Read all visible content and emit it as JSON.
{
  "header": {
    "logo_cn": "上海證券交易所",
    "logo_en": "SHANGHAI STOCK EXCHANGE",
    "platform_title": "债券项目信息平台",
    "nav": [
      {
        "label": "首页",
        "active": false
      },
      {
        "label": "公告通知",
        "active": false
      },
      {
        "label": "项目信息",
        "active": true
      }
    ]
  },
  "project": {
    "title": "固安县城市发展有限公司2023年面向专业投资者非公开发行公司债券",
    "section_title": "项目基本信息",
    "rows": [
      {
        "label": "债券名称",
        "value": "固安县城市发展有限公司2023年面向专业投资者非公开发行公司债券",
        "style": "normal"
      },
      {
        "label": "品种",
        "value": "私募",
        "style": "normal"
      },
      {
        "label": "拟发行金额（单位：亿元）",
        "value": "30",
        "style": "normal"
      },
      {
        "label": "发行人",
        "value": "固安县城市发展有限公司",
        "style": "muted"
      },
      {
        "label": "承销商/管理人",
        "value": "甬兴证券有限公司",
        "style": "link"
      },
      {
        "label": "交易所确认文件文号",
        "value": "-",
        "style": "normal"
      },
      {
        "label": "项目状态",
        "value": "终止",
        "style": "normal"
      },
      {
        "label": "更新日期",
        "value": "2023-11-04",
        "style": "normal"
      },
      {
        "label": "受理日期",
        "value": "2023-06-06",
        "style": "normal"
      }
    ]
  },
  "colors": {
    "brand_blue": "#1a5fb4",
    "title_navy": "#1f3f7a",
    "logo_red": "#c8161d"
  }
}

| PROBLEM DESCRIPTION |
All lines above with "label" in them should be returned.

| TASK OUTPUT |
        "label": "首页",
        "label": "公告通知",
        "label": "项目信息",
        "label": "债券名称",
        "label": "品种",
        "label": "拟发行金额（单位：亿元）",
        "label": "发行人",
        "label": "承销商/管理人",
        "label": "交易所确认文件文号",
        "label": "项目状态",
        "label": "更新日期",
        "label": "受理日期",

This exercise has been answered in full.